To end by returning to arguably the most famous love story of all time, what are we to make of the impact of the detritus of love denied, when happily ever after eludes us? That is, if love is a commitment device, when love passes out of reach, why does it persist and torment – causing both Romeo and Juliet to endure the greatest of all fitness costs – rather than gracefully simply fading away? The agony of unrequited love, so paralyzingly horrible, seems absurdly counterproductive, in addition to, from the point of view of the unsuccessful suitor, transcendentally painful. As an adaptive matter, it would seem that the right response to doomed courtship is resuming the search; the worst response is lover’s leap, the course favored by so many. Even those who have resisted paying the ultimate price when their favored mate proves out of reach, the aftermath of rejection seems to pose enormous costs in the form of withdrawal from life’s other pursuits.

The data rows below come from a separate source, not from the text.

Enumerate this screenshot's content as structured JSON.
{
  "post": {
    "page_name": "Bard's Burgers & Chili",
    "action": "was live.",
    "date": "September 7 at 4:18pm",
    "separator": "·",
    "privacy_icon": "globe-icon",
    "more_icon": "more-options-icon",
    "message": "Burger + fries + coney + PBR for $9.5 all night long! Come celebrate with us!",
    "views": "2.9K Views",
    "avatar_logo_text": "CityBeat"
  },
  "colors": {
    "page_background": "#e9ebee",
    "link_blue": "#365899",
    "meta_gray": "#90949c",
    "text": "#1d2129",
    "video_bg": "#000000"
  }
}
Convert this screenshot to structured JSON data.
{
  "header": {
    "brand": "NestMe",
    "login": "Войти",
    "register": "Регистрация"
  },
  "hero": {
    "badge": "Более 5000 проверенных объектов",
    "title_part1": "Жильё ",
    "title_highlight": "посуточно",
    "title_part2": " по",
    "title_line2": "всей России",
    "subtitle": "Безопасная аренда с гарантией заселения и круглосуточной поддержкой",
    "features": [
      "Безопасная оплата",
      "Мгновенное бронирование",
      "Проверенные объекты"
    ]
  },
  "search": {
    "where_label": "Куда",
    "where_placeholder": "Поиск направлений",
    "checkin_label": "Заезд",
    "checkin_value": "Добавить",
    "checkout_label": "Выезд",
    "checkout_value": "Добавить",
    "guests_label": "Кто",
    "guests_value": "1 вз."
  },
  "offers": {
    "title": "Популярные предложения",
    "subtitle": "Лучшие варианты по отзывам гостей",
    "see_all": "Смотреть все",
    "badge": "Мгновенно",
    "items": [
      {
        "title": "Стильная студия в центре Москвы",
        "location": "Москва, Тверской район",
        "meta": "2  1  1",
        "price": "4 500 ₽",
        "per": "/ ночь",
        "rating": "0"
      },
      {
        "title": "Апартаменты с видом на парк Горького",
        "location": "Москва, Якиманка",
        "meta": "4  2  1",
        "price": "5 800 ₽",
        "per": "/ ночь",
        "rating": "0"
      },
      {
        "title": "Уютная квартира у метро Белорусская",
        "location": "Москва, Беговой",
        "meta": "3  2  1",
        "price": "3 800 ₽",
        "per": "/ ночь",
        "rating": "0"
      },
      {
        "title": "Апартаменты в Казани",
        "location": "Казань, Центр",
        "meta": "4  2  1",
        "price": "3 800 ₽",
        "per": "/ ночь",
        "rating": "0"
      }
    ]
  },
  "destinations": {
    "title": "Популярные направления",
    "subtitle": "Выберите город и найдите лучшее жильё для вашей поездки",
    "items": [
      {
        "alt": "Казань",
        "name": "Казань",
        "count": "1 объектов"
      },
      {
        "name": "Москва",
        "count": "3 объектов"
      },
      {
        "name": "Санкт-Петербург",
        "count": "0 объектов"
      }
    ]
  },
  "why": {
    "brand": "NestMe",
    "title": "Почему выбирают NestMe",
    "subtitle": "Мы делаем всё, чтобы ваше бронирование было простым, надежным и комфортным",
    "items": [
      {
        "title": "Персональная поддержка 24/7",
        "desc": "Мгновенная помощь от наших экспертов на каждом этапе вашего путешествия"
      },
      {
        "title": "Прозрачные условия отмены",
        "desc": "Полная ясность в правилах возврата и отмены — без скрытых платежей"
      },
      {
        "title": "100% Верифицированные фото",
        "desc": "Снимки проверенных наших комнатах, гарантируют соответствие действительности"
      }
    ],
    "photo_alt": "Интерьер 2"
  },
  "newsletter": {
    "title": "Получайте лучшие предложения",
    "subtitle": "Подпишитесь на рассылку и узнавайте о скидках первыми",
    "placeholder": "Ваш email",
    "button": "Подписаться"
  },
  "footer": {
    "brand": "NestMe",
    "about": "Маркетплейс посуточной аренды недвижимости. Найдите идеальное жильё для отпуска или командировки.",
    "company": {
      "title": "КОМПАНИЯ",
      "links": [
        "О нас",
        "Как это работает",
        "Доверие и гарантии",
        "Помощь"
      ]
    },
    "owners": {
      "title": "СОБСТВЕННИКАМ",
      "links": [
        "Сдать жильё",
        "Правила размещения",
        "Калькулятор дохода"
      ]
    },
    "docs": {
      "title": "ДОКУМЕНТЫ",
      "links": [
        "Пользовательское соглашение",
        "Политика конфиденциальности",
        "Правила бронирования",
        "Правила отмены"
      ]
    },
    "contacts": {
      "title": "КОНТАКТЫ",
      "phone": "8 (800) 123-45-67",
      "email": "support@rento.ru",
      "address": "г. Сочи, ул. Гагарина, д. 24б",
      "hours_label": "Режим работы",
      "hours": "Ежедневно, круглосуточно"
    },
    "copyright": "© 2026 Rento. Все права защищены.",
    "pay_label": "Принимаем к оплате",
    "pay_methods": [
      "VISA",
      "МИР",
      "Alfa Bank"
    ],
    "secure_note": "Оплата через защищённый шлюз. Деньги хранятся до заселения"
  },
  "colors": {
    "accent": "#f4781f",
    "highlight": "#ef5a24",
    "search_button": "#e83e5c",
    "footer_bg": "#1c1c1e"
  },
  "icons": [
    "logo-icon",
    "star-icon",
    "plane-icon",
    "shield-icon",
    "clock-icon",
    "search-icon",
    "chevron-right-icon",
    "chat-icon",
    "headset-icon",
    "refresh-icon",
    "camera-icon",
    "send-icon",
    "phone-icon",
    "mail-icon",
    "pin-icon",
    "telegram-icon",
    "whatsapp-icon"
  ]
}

The dejection of the spurned appears as painful as it is unproductive. If there is a crueler burden with which we have been saddled by evolution than the agony of a broken heart, it is hard to imagine what it might be.
This is a repost of an entry that appeared on my other blog: http://www.epjournal.net/blog/2013/02/love/.
Copyright Robert Kurzban. All Rights Reserved.